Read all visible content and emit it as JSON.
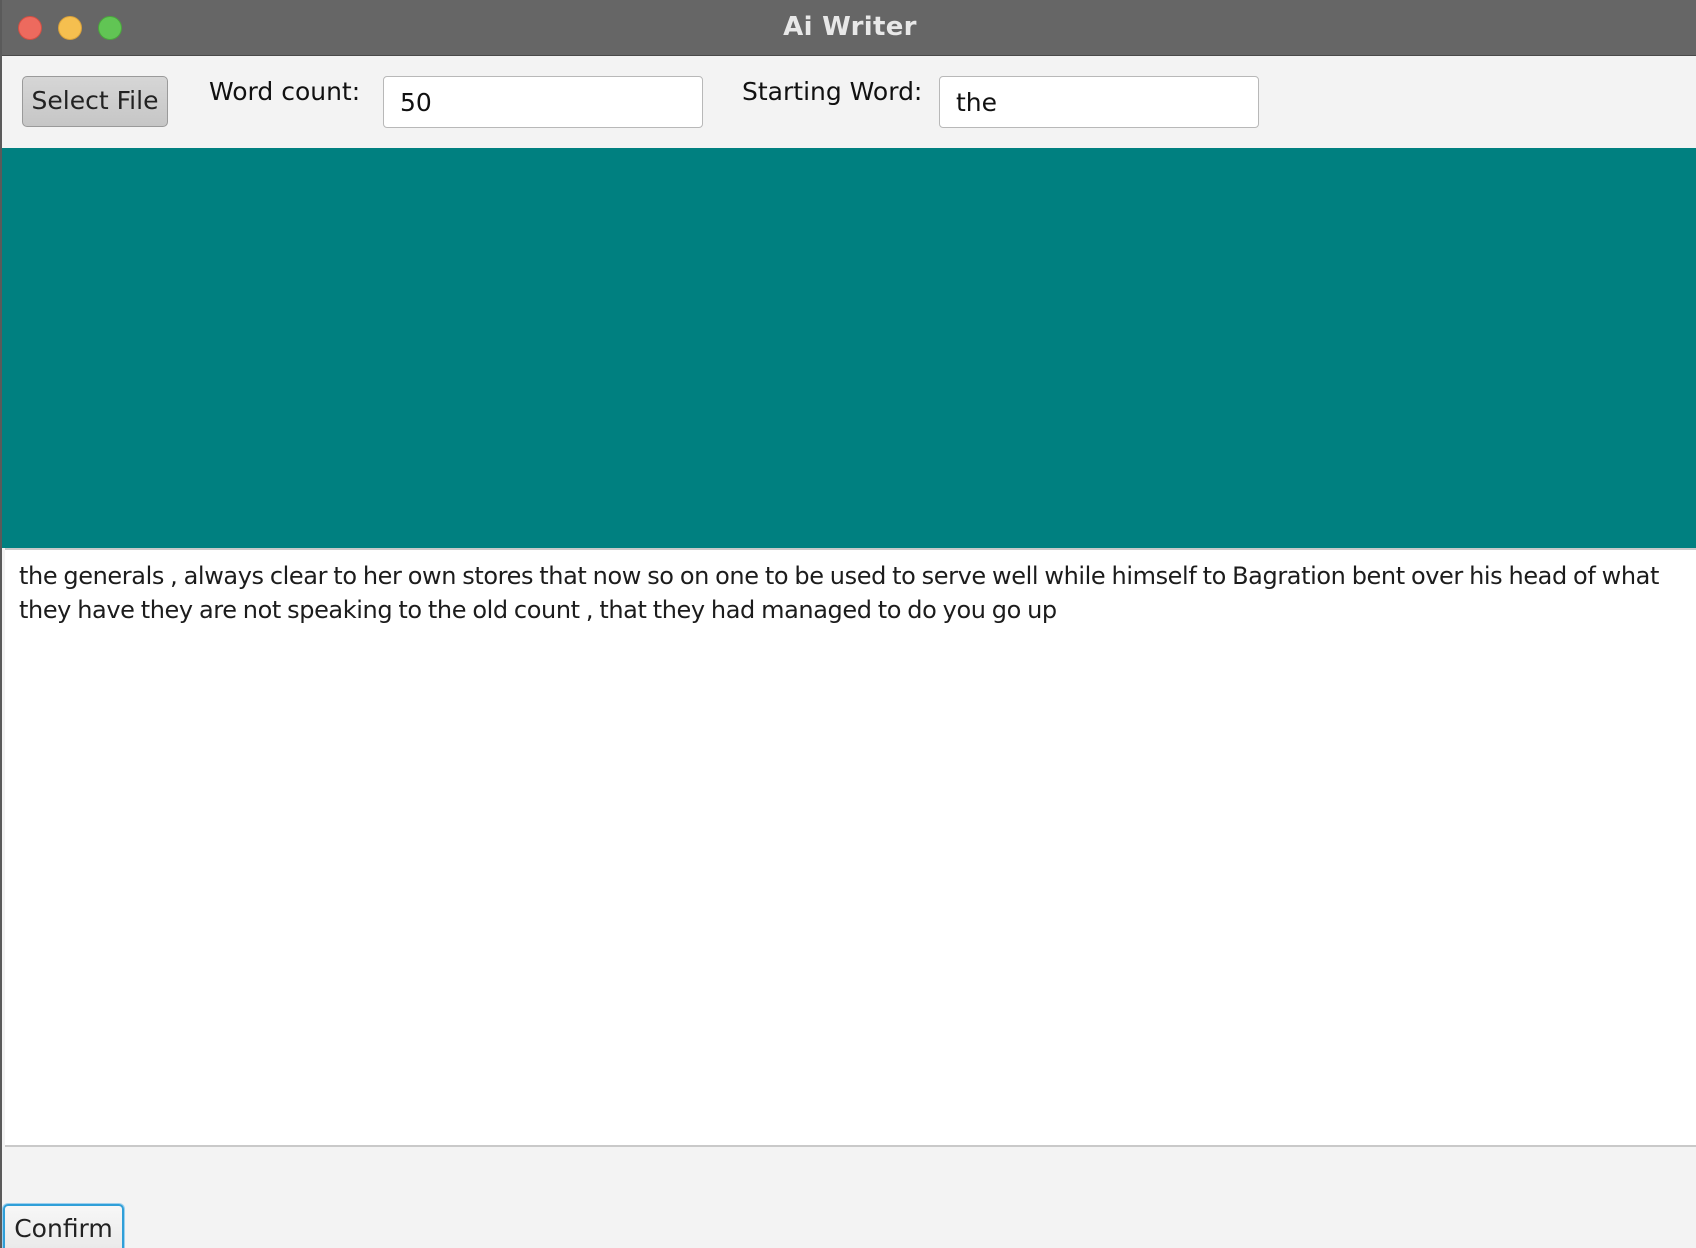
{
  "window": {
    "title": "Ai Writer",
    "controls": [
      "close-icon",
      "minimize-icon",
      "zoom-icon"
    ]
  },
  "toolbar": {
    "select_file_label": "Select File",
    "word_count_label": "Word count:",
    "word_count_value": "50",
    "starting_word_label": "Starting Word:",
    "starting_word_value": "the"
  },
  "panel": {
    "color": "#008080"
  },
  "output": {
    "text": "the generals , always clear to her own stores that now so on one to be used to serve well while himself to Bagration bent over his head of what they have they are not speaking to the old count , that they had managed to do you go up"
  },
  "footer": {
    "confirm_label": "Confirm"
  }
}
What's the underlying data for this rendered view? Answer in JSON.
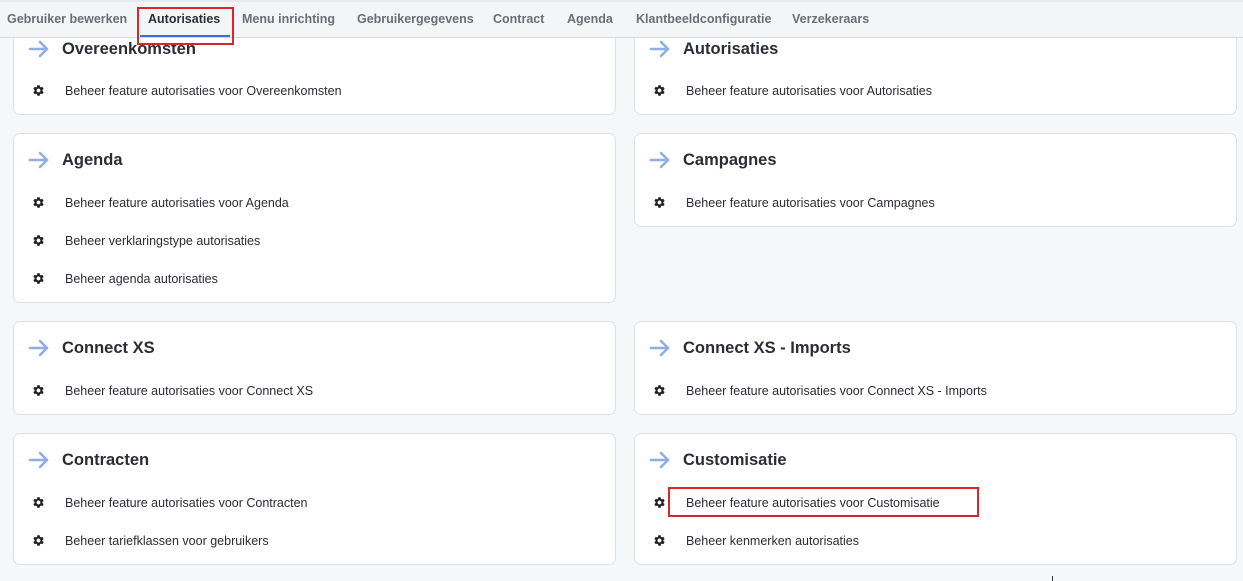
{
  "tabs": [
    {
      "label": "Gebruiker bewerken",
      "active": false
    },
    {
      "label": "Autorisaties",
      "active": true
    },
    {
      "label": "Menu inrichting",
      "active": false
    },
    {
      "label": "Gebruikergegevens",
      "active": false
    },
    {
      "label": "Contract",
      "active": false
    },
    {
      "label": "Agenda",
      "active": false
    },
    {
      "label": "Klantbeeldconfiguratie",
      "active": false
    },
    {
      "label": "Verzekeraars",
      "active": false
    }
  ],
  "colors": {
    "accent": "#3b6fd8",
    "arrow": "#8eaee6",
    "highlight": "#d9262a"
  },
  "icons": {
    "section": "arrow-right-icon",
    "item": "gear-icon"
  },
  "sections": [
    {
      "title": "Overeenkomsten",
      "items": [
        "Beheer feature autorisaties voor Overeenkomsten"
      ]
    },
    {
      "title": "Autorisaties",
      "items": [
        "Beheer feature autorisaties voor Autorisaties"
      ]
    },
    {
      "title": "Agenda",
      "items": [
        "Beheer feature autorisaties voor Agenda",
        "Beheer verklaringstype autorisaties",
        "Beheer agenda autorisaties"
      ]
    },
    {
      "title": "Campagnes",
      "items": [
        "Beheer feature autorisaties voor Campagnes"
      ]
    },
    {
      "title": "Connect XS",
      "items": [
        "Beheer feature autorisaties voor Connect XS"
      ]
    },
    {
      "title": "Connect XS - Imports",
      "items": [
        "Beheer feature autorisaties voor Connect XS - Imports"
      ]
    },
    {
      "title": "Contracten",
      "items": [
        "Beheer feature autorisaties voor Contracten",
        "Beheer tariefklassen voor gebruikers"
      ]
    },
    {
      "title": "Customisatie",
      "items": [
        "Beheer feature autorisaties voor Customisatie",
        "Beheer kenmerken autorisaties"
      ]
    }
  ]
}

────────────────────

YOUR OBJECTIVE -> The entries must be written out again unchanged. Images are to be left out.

SOLUTION FOR THIS PROBLEM ->
Read all visible content and emit it as JSON.
{
  "window": {
    "title": "Ai Writer",
    "controls": [
      "close-icon",
      "minimize-icon",
      "zoom-icon"
    ]
  },
  "toolbar": {
    "select_file_label": "Select File",
    "word_count_label": "Word count:",
    "word_count_value": "50",
    "starting_word_label": "Starting Word:",
    "starting_word_value": "the"
  },
  "panel": {
    "color": "#008080"
  },
  "output": {
    "text": "the generals , always clear to her own stores that now so on one to be used to serve well while himself to Bagration bent over his head of what they have they are not speaking to the old count , that they had managed to do you go up"
  },
  "footer": {
    "confirm_label": "Confirm"
  }
}
What's the underlying data for this rendered view? Answer in JSON.
{
  "tabs": [
    {
      "label": "Gebruiker bewerken",
      "active": false
    },
    {
      "label": "Autorisaties",
      "active": true
    },
    {
      "label": "Menu inrichting",
      "active": false
    },
    {
      "label": "Gebruikergegevens",
      "active": false
    },
    {
      "label": "Contract",
      "active": false
    },
    {
      "label": "Agenda",
      "active": false
    },
    {
      "label": "Klantbeeldconfiguratie",
      "active": false
    },
    {
      "label": "Verzekeraars",
      "active": false
    }
  ],
  "colors": {
    "accent": "#3b6fd8",
    "arrow": "#8eaee6",
    "highlight": "#d9262a"
  },
  "icons": {
    "section": "arrow-right-icon",
    "item": "gear-icon"
  },
  "sections": [
    {
      "title": "Overeenkomsten",
      "items": [
        "Beheer feature autorisaties voor Overeenkomsten"
      ]
    },
    {
      "title": "Autorisaties",
      "items": [
        "Beheer feature autorisaties voor Autorisaties"
      ]
    },
    {
      "title": "Agenda",
      "items": [
        "Beheer feature autorisaties voor Agenda",
        "Beheer verklaringstype autorisaties",
        "Beheer agenda autorisaties"
      ]
    },
    {
      "title": "Campagnes",
      "items": [
        "Beheer feature autorisaties voor Campagnes"
      ]
    },
    {
      "title": "Connect XS",
      "items": [
        "Beheer feature autorisaties voor Connect XS"
      ]
    },
    {
      "title": "Connect XS - Imports",
      "items": [
        "Beheer feature autorisaties voor Connect XS - Imports"
      ]
    },
    {
      "title": "Contracten",
      "items": [
        "Beheer feature autorisaties voor Contracten",
        "Beheer tariefklassen voor gebruikers"
      ]
    },
    {
      "title": "Customisatie",
      "items": [
        "Beheer feature autorisaties voor Customisatie",
        "Beheer kenmerken autorisaties"
      ]
    }
  ]
}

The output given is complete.